2. Adjust the valves! Did your machine shop adjust the valves after putting the head together? Some do, some don't. If the valves are too tight, you won't have compression.
3. Set the engine to TDC on the number one cylinder compression stroke. You can do this by looking at the cam -- when the number one intake and exhaust lobes are AWAY from the lifters and the crank pulley is lined up at TDC you are in the right spot. Now take the distributor cap off and look at the distributor. There is a tiny little scribe line across the thin surface of the distributor that the cap sits on. The rotor should be pointing right at it. If it isn't, turn the distributor until it is. (I don't recall how the distributor is driven on these engines, and if setting up the distributor in the right place can or should be done when you are setting up the timing chain... a manual will help! Nonetheless, you can still get the car running fine by doing what I am saying.) Put the cap back on. Make sure that the number one plug wire is in the position in the cap that matches the scribe line position. Make sure the rest of the plug wires follow the right firing order -- 153624 as I recall, and in the right direction.

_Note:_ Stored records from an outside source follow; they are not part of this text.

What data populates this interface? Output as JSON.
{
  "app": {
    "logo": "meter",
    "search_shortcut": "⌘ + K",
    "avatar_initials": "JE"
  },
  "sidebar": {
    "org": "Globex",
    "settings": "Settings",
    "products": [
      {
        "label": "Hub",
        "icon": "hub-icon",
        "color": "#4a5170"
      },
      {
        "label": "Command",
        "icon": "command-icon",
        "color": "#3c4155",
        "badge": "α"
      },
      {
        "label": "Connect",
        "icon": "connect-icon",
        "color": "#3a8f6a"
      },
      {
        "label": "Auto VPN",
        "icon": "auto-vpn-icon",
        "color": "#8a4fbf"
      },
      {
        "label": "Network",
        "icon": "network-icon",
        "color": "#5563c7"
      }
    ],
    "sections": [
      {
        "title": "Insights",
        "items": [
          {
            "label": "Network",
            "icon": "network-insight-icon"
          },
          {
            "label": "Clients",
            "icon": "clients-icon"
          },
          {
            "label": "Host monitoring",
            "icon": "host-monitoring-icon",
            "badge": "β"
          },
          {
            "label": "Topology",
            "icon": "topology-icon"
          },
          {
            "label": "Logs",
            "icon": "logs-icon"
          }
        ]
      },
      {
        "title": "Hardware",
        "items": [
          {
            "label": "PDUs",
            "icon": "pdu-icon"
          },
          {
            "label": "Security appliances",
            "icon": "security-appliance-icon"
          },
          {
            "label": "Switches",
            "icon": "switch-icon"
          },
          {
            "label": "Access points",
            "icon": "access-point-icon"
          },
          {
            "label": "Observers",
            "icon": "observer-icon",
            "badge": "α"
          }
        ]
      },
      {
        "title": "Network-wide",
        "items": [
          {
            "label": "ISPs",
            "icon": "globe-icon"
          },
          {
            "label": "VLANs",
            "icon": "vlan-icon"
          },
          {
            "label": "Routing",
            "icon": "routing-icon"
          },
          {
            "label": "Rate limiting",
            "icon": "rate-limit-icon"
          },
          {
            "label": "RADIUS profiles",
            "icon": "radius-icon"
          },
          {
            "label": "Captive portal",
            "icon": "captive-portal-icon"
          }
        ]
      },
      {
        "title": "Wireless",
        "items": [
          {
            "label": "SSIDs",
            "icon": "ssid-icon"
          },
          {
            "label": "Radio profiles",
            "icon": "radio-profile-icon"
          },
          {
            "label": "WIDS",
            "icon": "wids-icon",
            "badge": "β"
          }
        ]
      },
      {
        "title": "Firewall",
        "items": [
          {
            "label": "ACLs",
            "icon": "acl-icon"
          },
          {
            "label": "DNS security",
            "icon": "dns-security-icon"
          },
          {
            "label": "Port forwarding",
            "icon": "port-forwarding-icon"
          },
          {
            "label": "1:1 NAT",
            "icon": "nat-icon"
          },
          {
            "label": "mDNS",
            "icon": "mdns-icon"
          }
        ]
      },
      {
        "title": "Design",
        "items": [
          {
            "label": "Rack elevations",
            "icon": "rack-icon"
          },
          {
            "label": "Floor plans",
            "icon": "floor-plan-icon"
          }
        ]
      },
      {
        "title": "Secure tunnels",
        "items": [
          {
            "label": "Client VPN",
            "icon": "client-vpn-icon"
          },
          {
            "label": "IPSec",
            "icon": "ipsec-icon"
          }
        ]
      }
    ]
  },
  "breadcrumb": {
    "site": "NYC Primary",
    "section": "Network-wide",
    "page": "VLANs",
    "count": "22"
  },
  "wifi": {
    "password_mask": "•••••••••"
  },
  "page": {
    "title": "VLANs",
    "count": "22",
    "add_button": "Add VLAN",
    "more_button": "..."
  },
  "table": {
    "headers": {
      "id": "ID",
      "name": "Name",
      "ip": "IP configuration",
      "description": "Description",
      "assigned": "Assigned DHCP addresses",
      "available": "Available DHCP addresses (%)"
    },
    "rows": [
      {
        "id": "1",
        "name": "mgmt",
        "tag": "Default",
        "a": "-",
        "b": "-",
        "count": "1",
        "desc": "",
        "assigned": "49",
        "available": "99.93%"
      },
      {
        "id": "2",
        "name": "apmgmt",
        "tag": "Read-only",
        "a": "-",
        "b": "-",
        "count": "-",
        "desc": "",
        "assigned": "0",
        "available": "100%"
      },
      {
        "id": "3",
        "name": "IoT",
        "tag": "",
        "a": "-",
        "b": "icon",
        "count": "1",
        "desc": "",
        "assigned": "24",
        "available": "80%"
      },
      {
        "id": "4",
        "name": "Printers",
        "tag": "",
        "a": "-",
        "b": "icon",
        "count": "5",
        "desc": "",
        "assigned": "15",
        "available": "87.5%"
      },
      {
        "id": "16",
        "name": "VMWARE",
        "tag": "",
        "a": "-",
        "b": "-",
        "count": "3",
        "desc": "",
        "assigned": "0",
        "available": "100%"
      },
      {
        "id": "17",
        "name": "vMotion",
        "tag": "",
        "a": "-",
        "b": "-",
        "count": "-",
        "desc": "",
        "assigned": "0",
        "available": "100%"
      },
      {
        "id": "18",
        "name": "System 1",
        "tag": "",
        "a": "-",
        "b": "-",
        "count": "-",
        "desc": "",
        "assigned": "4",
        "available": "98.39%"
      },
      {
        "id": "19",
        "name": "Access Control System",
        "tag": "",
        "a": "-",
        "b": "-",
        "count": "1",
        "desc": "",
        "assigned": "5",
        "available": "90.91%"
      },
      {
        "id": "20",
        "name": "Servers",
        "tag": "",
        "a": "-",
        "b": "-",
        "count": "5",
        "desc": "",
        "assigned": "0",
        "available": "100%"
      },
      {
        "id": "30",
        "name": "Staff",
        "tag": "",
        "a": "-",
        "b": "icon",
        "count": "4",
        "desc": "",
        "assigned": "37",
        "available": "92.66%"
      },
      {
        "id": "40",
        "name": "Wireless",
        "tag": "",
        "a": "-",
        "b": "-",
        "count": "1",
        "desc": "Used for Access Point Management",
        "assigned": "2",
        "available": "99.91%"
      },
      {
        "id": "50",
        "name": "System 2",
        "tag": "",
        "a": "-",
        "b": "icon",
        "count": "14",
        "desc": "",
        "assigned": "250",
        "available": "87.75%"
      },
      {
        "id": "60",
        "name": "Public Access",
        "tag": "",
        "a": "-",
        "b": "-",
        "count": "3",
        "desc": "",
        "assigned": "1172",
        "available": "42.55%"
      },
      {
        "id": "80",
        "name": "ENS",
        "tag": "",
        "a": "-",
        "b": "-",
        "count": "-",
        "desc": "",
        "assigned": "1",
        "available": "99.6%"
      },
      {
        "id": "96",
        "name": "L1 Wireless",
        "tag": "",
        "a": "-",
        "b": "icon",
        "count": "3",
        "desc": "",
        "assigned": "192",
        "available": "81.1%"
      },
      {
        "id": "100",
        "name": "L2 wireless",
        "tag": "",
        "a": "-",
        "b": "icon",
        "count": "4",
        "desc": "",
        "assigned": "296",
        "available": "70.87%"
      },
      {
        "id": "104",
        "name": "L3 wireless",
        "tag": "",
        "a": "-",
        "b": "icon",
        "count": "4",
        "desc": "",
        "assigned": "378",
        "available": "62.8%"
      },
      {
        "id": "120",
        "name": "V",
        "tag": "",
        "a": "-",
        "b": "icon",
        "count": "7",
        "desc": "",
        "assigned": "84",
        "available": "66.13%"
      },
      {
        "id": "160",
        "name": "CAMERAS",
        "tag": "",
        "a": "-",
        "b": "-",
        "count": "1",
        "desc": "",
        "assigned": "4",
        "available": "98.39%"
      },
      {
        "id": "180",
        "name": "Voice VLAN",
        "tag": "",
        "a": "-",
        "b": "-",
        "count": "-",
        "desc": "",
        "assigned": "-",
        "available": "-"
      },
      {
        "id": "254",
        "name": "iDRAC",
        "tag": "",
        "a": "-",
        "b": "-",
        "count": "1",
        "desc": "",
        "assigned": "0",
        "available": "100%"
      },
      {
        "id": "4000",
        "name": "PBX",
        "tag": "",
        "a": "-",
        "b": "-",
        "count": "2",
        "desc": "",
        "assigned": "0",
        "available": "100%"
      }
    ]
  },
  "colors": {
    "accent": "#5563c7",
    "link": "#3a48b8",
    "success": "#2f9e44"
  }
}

4. Still have points? Make sure they are properly installed and gapped.
5. If your fuel system is good, and you have decent plugs in the car, you should start.
As to your question about the cam being "off..." I think it would start if you were off by one tooth either way, maybe even more. I never ran that experiment, and neither should you!
Good luck, let me know if I can be any more help.